App and web page records:
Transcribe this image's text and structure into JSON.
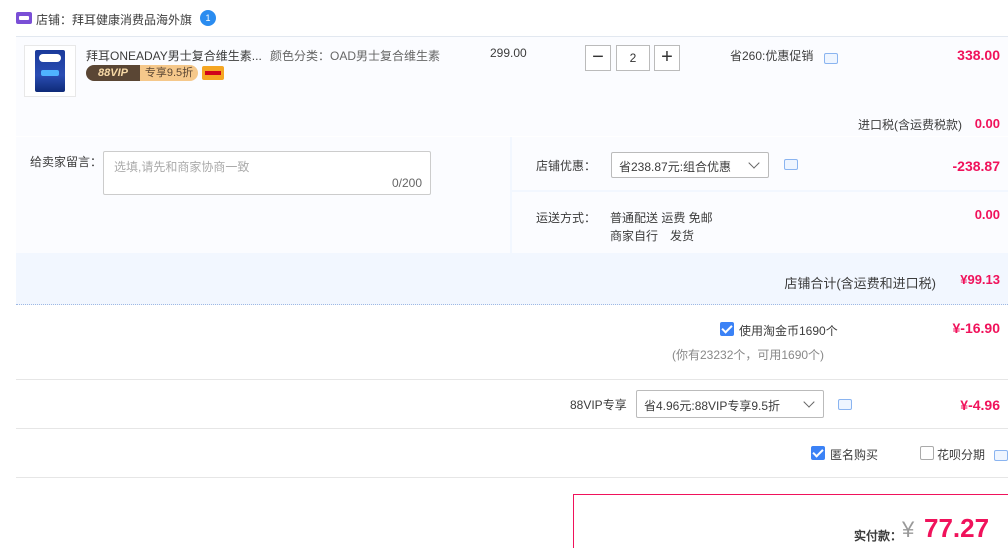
{
  "shop": {
    "label": "店铺：拜耳健康消费品海外旗",
    "badge": "1"
  },
  "item": {
    "title": "拜耳ONEADAY男士复合维生素...",
    "vip_badge_left": "88VIP",
    "vip_badge_right": "专享9.5折",
    "sku": "颜色分类：OAD男士复合维生素",
    "unit_price": "299.00",
    "qty_minus": "−",
    "qty_value": "2",
    "qty_plus": "+",
    "promo": "省260:优惠促销",
    "total": "338.00",
    "tax_label": "进口税(含运费税款)",
    "tax_value": "0.00"
  },
  "extras": {
    "msg_label": "给卖家留言：",
    "msg_placeholder": "选填,请先和商家协商一致",
    "msg_count": "0/200",
    "discount_label": "店铺优惠：",
    "discount_select": "省238.87元:组合优惠",
    "discount_value": "-238.87",
    "ship_label": "运送方式：",
    "ship_line1": "普通配送 运费 免邮",
    "ship_line2": "商家自行　发货",
    "ship_value": "0.00",
    "shop_total_label": "店铺合计(含运费和进口税)",
    "shop_total_value": "¥99.13"
  },
  "coins": {
    "label": "使用淘金币1690个",
    "sub": "(你有23232个，可用1690个)",
    "value": "¥-16.90",
    "checked": true
  },
  "vip": {
    "label": "88VIP专享",
    "select": "省4.96元:88VIP专享9.5折",
    "value": "¥-4.96"
  },
  "options": {
    "anonymous_label": "匿名购买",
    "anonymous_checked": true,
    "huabei_label": "花呗分期",
    "huabei_checked": false
  },
  "pay": {
    "label": "实付款：",
    "currency": "¥",
    "amount": "77.27"
  },
  "colors": {
    "accent_red": "#f0125b",
    "check_blue": "#3b82f6",
    "panel_bg": "#f2f7ff"
  }
}
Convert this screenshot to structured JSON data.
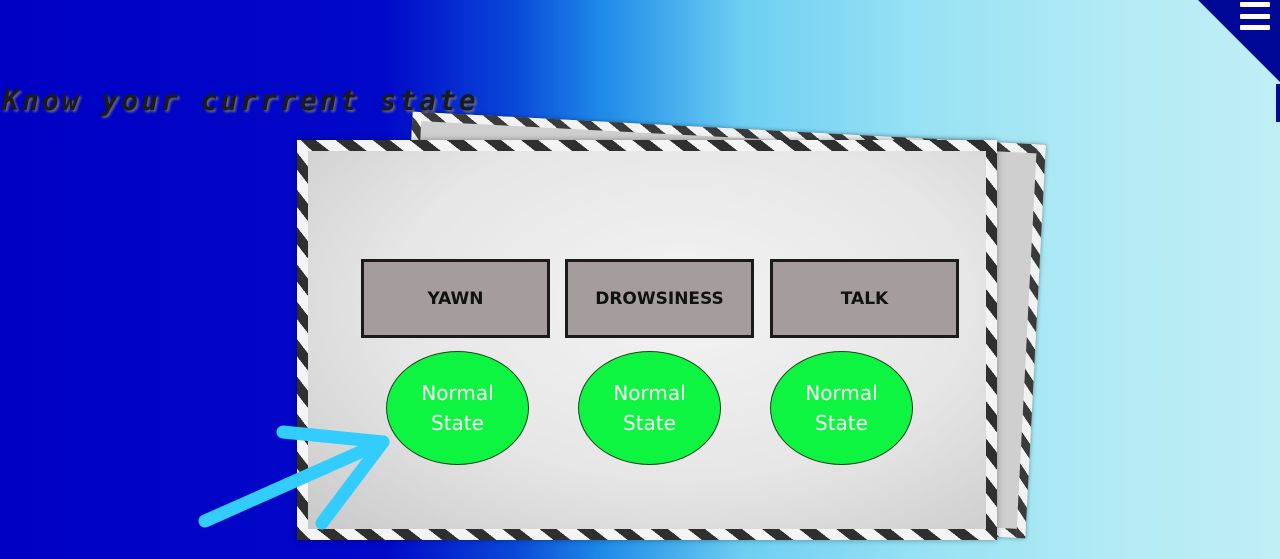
{
  "page": {
    "title": "Know your currrent state"
  },
  "header": {
    "menu_icon": "hamburger-menu-icon"
  },
  "states": [
    {
      "label": "YAWN",
      "status_line1": "Normal",
      "status_line2": "State"
    },
    {
      "label": "DROWSINESS",
      "status_line1": "Normal",
      "status_line2": "State"
    },
    {
      "label": "TALK",
      "status_line1": "Normal",
      "status_line2": "State"
    }
  ],
  "colors": {
    "status_normal": "#0df540",
    "label_box": "#a59d9d",
    "arrow": "#33ccff",
    "corner": "#000896"
  },
  "annotation": {
    "icon": "pointer-arrow-icon"
  }
}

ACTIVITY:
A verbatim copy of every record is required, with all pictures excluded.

YOUR RESPONSE:
Transcribe this image's text and structure into JSON.
{
  "shop": {
    "label": "店铺：拜耳健康消费品海外旗",
    "badge": "1"
  },
  "item": {
    "title": "拜耳ONEADAY男士复合维生素...",
    "vip_badge_left": "88VIP",
    "vip_badge_right": "专享9.5折",
    "sku": "颜色分类：OAD男士复合维生素",
    "unit_price": "299.00",
    "qty_minus": "−",
    "qty_value": "2",
    "qty_plus": "+",
    "promo": "省260:优惠促销",
    "total": "338.00",
    "tax_label": "进口税(含运费税款)",
    "tax_value": "0.00"
  },
  "extras": {
    "msg_label": "给卖家留言：",
    "msg_placeholder": "选填,请先和商家协商一致",
    "msg_count": "0/200",
    "discount_label": "店铺优惠：",
    "discount_select": "省238.87元:组合优惠",
    "discount_value": "-238.87",
    "ship_label": "运送方式：",
    "ship_line1": "普通配送 运费 免邮",
    "ship_line2": "商家自行　发货",
    "ship_value": "0.00",
    "shop_total_label": "店铺合计(含运费和进口税)",
    "shop_total_value": "¥99.13"
  },
  "coins": {
    "label": "使用淘金币1690个",
    "sub": "(你有23232个，可用1690个)",
    "value": "¥-16.90",
    "checked": true
  },
  "vip": {
    "label": "88VIP专享",
    "select": "省4.96元:88VIP专享9.5折",
    "value": "¥-4.96"
  },
  "options": {
    "anonymous_label": "匿名购买",
    "anonymous_checked": true,
    "huabei_label": "花呗分期",
    "huabei_checked": false
  },
  "pay": {
    "label": "实付款：",
    "currency": "¥",
    "amount": "77.27"
  },
  "colors": {
    "accent_red": "#f0125b",
    "check_blue": "#3b82f6",
    "panel_bg": "#f2f7ff"
  }
}
Convert this screenshot to structured JSON data.
{
  "page": {
    "title": "Know your currrent state"
  },
  "header": {
    "menu_icon": "hamburger-menu-icon"
  },
  "states": [
    {
      "label": "YAWN",
      "status_line1": "Normal",
      "status_line2": "State"
    },
    {
      "label": "DROWSINESS",
      "status_line1": "Normal",
      "status_line2": "State"
    },
    {
      "label": "TALK",
      "status_line1": "Normal",
      "status_line2": "State"
    }
  ],
  "colors": {
    "status_normal": "#0df540",
    "label_box": "#a59d9d",
    "arrow": "#33ccff",
    "corner": "#000896"
  },
  "annotation": {
    "icon": "pointer-arrow-icon"
  }
}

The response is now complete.